Thomas finds difficulty with her observations of Neville Chamberlain as being “pro-Fascist” and highlights the reality of how much the British public were opposed to becoming involved in another conflict after World War One. Despite the United States participating in the latter stages of the war, it appears that he felt that those outwith the principal nations involved in that war “do not realise how profoundly war weary, how desperately sick and tired of war the British people were and still are after the agiony (sic) of ’14-18”. Britain’s policy was of appeasement, and in the early 1930’s, working towards disarmament, but with the threat of Hitler becoming more apparent, opinions were changing.
As we have seen in previous entries, Graham is not supportive of former Prime Minister, Stanley Baldwin, but appreciates that taking the country into war earlier in the decade would have been very difficult due to the aforementioned feelings of the nation.
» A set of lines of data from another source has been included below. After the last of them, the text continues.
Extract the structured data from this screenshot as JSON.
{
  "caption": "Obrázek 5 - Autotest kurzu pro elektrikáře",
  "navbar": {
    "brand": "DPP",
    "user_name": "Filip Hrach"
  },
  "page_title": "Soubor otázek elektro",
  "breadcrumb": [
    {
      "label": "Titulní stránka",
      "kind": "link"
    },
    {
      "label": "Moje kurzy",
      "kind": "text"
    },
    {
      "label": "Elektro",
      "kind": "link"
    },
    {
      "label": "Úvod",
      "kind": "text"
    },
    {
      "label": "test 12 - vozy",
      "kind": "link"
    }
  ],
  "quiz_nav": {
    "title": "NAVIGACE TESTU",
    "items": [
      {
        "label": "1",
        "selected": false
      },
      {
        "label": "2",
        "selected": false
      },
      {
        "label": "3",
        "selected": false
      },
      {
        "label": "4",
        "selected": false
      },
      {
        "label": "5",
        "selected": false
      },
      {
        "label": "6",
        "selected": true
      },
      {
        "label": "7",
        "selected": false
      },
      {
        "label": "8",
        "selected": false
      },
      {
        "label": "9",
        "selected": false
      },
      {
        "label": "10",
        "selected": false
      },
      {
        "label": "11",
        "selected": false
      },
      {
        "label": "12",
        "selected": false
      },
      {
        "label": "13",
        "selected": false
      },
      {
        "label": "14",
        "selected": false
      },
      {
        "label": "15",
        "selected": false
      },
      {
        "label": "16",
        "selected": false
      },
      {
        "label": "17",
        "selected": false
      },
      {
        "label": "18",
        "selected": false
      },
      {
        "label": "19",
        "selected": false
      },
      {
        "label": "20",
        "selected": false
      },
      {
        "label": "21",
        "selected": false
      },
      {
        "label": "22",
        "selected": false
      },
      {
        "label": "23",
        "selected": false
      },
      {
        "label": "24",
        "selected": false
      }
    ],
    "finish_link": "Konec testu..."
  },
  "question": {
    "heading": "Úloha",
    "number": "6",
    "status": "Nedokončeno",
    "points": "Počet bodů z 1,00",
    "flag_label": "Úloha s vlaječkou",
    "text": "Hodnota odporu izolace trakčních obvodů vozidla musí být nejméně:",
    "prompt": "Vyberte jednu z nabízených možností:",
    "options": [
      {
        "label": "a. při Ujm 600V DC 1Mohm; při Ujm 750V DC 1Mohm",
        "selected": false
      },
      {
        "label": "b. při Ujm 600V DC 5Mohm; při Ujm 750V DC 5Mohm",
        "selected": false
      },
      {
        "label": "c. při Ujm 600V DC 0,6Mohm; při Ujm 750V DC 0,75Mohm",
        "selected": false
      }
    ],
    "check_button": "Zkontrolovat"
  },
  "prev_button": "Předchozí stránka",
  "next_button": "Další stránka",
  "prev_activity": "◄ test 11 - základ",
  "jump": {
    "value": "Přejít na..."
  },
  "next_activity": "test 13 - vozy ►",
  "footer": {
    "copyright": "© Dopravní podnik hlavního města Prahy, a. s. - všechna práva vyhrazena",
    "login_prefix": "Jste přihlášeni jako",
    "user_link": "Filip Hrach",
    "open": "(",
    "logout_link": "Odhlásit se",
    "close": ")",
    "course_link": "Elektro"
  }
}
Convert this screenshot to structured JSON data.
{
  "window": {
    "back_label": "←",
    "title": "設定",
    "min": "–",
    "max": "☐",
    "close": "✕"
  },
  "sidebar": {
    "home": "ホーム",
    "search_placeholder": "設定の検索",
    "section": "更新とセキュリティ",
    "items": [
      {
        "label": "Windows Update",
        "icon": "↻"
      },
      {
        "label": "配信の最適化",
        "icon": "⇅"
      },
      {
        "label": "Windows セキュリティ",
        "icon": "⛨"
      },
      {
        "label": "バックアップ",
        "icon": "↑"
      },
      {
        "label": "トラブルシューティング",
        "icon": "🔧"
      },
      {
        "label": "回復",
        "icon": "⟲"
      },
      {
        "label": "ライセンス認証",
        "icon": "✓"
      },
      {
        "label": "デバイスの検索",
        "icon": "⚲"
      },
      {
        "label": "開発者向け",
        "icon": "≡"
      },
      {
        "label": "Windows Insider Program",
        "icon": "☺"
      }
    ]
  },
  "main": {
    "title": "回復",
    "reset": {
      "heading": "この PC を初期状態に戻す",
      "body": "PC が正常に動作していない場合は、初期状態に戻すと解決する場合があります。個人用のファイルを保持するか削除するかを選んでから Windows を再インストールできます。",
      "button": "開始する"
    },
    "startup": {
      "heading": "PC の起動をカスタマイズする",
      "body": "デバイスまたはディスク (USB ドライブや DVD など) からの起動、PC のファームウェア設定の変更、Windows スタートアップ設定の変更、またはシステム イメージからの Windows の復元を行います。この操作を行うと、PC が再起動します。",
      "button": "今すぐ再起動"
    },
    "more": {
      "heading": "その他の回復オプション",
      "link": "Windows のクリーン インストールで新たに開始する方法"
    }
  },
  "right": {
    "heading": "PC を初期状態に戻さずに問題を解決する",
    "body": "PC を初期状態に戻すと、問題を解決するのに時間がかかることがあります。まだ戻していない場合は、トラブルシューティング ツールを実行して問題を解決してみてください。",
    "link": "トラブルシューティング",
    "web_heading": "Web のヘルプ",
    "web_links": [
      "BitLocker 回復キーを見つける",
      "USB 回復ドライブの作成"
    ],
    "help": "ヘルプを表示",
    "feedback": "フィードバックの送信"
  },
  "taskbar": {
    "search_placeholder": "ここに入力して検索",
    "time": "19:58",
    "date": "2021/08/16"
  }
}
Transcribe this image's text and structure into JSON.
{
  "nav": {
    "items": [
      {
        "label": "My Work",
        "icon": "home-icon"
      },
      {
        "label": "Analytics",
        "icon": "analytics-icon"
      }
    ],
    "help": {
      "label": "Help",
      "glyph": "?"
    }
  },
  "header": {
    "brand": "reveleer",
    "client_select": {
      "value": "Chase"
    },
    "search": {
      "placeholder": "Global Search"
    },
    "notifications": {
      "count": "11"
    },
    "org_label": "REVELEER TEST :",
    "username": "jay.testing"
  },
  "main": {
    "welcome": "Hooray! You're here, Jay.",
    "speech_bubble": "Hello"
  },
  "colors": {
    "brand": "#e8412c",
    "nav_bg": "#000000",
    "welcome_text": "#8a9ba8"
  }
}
It is his view however, that “Baldwin’s unpardonable sin was that he permitted the defences of this country to decline “to the edge of risk”. It is now clear that it went over the edge altogether!”
Rearmament was necessary and a programme was undertaken from 1934 until 1939, where substantial investment was required, as defence spending had decreased from £766 million after the Great War to £189 million in 1921-1922 and £102 million by 1932. During this time, the German military had grown to become the most powerful in the world, leaving British forces, as well as other nations, extremely inferior.
One example of this is that the combined allied air strength of Britain, France and Poland in September 1939 (3895 planes) paled in comparison to the number of German combat aircraft produced in that year alone (4733 aircraft), a figure which had increased significantly year on year since 1933. These figures supported Hitler’s boastful claim from September 1938 that Germany had “rearmed to an extent the like of which the world has not yet seen”. This rapid rearmament was one of the factors in Hitler’s popularity in Germany at this time, as unemployment rates reduced drastically against a backdrop of global Depression which the Nazi’s used to their advantage to encourage support for their government.